nullification. The Framers of our Constitution believed that jury
nullification was part and parcel of what a jury trial was all
about. Our second president, John Adams, wrote that it was not only
a juror’s right, but his duty to “find the verdict
according to his own best understanding, judgment, and conscience,
though in direct opposition to the direction of the
court.”

The Supreme Court itself has noted that the jury is supposed to
be the “conscience of the community” and should check
the government when necessary to protect individuals from injustice
or oppression.

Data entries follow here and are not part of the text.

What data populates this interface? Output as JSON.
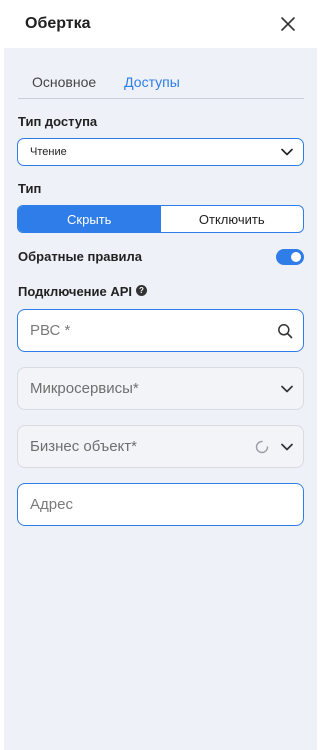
{
  "header": {
    "title": "Обертка"
  },
  "tabs": [
    {
      "label": "Основное"
    },
    {
      "label": "Доступы"
    }
  ],
  "access_type": {
    "label": "Тип доступа",
    "value": "Чтение"
  },
  "type": {
    "label": "Тип",
    "options": [
      "Скрыть",
      "Отключить"
    ],
    "selected": "Скрыть"
  },
  "reverse_rules": {
    "label": "Обратные правила",
    "enabled": true
  },
  "api": {
    "label": "Подключение API",
    "help_icon": "?",
    "rvs_placeholder": "РВС *",
    "microservices_placeholder": "Микросервисы*",
    "business_object_placeholder": "Бизнес объект*",
    "address_placeholder": "Адрес"
  },
  "colors": {
    "accent": "#2f7de8",
    "panel_bg": "#eef1f8"
  }
}
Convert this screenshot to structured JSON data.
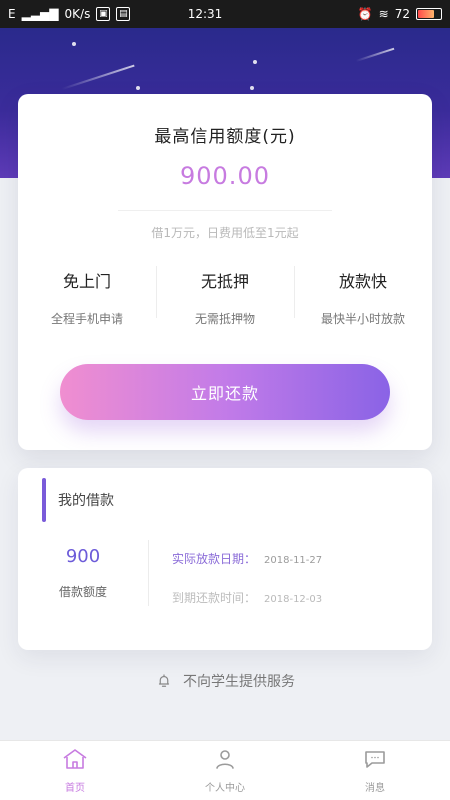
{
  "status_bar": {
    "carrier": "E",
    "net_speed": "0K/s",
    "time": "12:31",
    "battery": "72"
  },
  "credit": {
    "label": "最高信用额度(元)",
    "amount": "900.00",
    "note": "借1万元，日费用低至1元起"
  },
  "features": [
    {
      "title": "免上门",
      "desc": "全程手机申请"
    },
    {
      "title": "无抵押",
      "desc": "无需抵押物"
    },
    {
      "title": "放款快",
      "desc": "最快半小时放款"
    }
  ],
  "cta": {
    "label": "立即还款"
  },
  "my_loan": {
    "title": "我的借款",
    "amount": "900",
    "amount_label": "借款额度",
    "actual_date_label": "实际放款日期：",
    "actual_date": "2018-11-27",
    "due_date_label": "到期还款时间：",
    "due_date": "2018-12-03"
  },
  "notice": {
    "text": "不向学生提供服务"
  },
  "bottom_nav": [
    {
      "label": "首页",
      "icon": "home-icon",
      "active": true
    },
    {
      "label": "个人中心",
      "icon": "user-icon",
      "active": false
    },
    {
      "label": "消息",
      "icon": "message-icon",
      "active": false
    }
  ],
  "colors": {
    "accent": "#c77be0",
    "accent_purple": "#7a5bd9",
    "hero_top": "#2a2a8c",
    "hero_bottom": "#5e3bb8"
  }
}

The jury cannot perform that function if it is told
that it must always apply the law mechanically, without regard to
justice.

Take the case of John David Mooney. In 2002, Mooney’s wife
pulled a gun on him during a heated argument. He took the gun away
from her and he went to a nearby police station to turn in the
weapon because, as an ex-felon, he was not allowed to possess
firearms. Unbelievably, prosecutors turned around and filed charges
against Mooney for unlawful possession of a firearm!

Mooney’s attorney advised him to accept a plea bargain
because the case against him was open and shut. His status as an
ex-felon was an undeniable fact and he had already admitted to
possessing the firearm. Very reluctantly, Mooney pled guilty to a
crime.

However, like Lee, Mooney got bad legal advice. Had he gone to
trial, he could have made a “justification” defense to
a jury. Upon learning this, Mooney appealed his case with the
complaint that he received bad legal advice, and that had he
received correct legal advice he would have insisted on his right
to a jury trial. When an appeals court overturned Mooney’s
conviction, the prosecutors dropped the case entirely instead of
going to trial.

Jae Lee is facing prison time and banishment from the United
States. Before that happens, Lee wants to have his day in court.
The Constitution is supposed to guarantee his right to trial by
jury. We will soon see whether the Supreme Court will come to the
defense of that guarantee.

Tim Lynch is the
director of the Cato Institute’s Project on Criminal Justice.